▸ Aim of the exercise:
Copy every entry below exactly as it appears, leaving out the images.

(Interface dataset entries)
-*-*-

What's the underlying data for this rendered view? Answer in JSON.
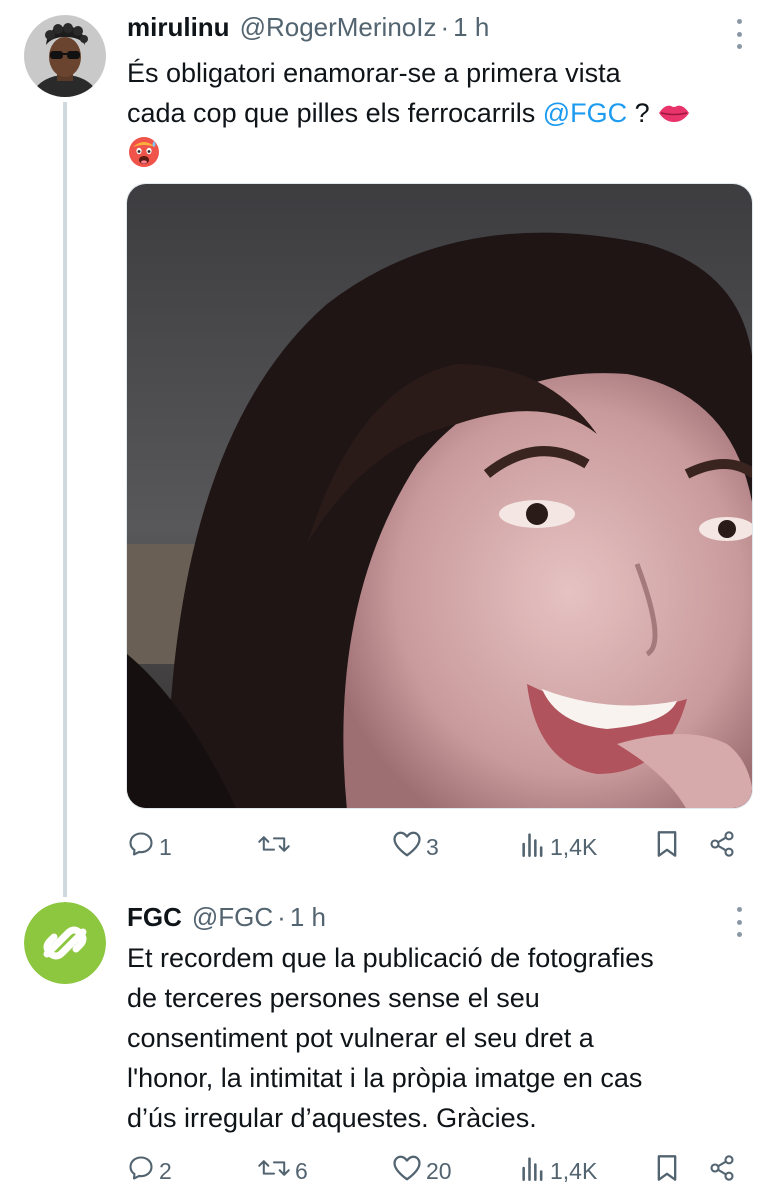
{
  "tweets": [
    {
      "name": "mirulinu",
      "handle": "@RogerMerinoIz",
      "separator": "·",
      "time": "1 h",
      "text_line1": "És obligatori enamorar-se a primera vista",
      "text_line2_prefix": "cada cop que pilles els ferrocarrils ",
      "mention": "@FGC",
      "text_line2_suffix": " ? ",
      "emojis": [
        "lips-emoji",
        "hot-face-emoji"
      ],
      "has_media": true,
      "actions": {
        "replies": "1",
        "retweets": "",
        "likes": "3",
        "views": "1,4K"
      }
    },
    {
      "name": "FGC",
      "handle": "@FGC",
      "separator": "·",
      "time": "1 h",
      "text_lines": [
        "Et recordem que la publicació de fotografies",
        "de terceres persones sense el seu",
        "consentiment pot vulnerar el seu dret a",
        "l'honor, la intimitat i la pròpia imatge en cas",
        "d’ús irregular d’aquestes. Gràcies."
      ],
      "actions": {
        "replies": "2",
        "retweets": "6",
        "likes": "20",
        "views": "1,4K"
      }
    }
  ],
  "colors": {
    "text": "#0f1419",
    "secondary": "#536471",
    "link": "#1d9bf0",
    "fgc_green": "#8dc63f",
    "thread_line": "#cfd9de"
  },
  "icons": [
    "reply-icon",
    "retweet-icon",
    "like-icon",
    "views-icon",
    "bookmark-icon",
    "share-icon",
    "more-icon"
  ]
}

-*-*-

▸ Response:
What's the underlying data for this rendered view? Answer in JSON.
{
  "tweets": [
    {
      "name": "mirulinu",
      "handle": "@RogerMerinoIz",
      "separator": "·",
      "time": "1 h",
      "text_line1": "És obligatori enamorar-se a primera vista",
      "text_line2_prefix": "cada cop que pilles els ferrocarrils ",
      "mention": "@FGC",
      "text_line2_suffix": " ? ",
      "emojis": [
        "lips-emoji",
        "hot-face-emoji"
      ],
      "has_media": true,
      "actions": {
        "replies": "1",
        "retweets": "",
        "likes": "3",
        "views": "1,4K"
      }
    },
    {
      "name": "FGC",
      "handle": "@FGC",
      "separator": "·",
      "time": "1 h",
      "text_lines": [
        "Et recordem que la publicació de fotografies",
        "de terceres persones sense el seu",
        "consentiment pot vulnerar el seu dret a",
        "l'honor, la intimitat i la pròpia imatge en cas",
        "d’ús irregular d’aquestes. Gràcies."
      ],
      "actions": {
        "replies": "2",
        "retweets": "6",
        "likes": "20",
        "views": "1,4K"
      }
    }
  ],
  "colors": {
    "text": "#0f1419",
    "secondary": "#536471",
    "link": "#1d9bf0",
    "fgc_green": "#8dc63f",
    "thread_line": "#cfd9de"
  },
  "icons": [
    "reply-icon",
    "retweet-icon",
    "like-icon",
    "views-icon",
    "bookmark-icon",
    "share-icon",
    "more-icon"
  ]
}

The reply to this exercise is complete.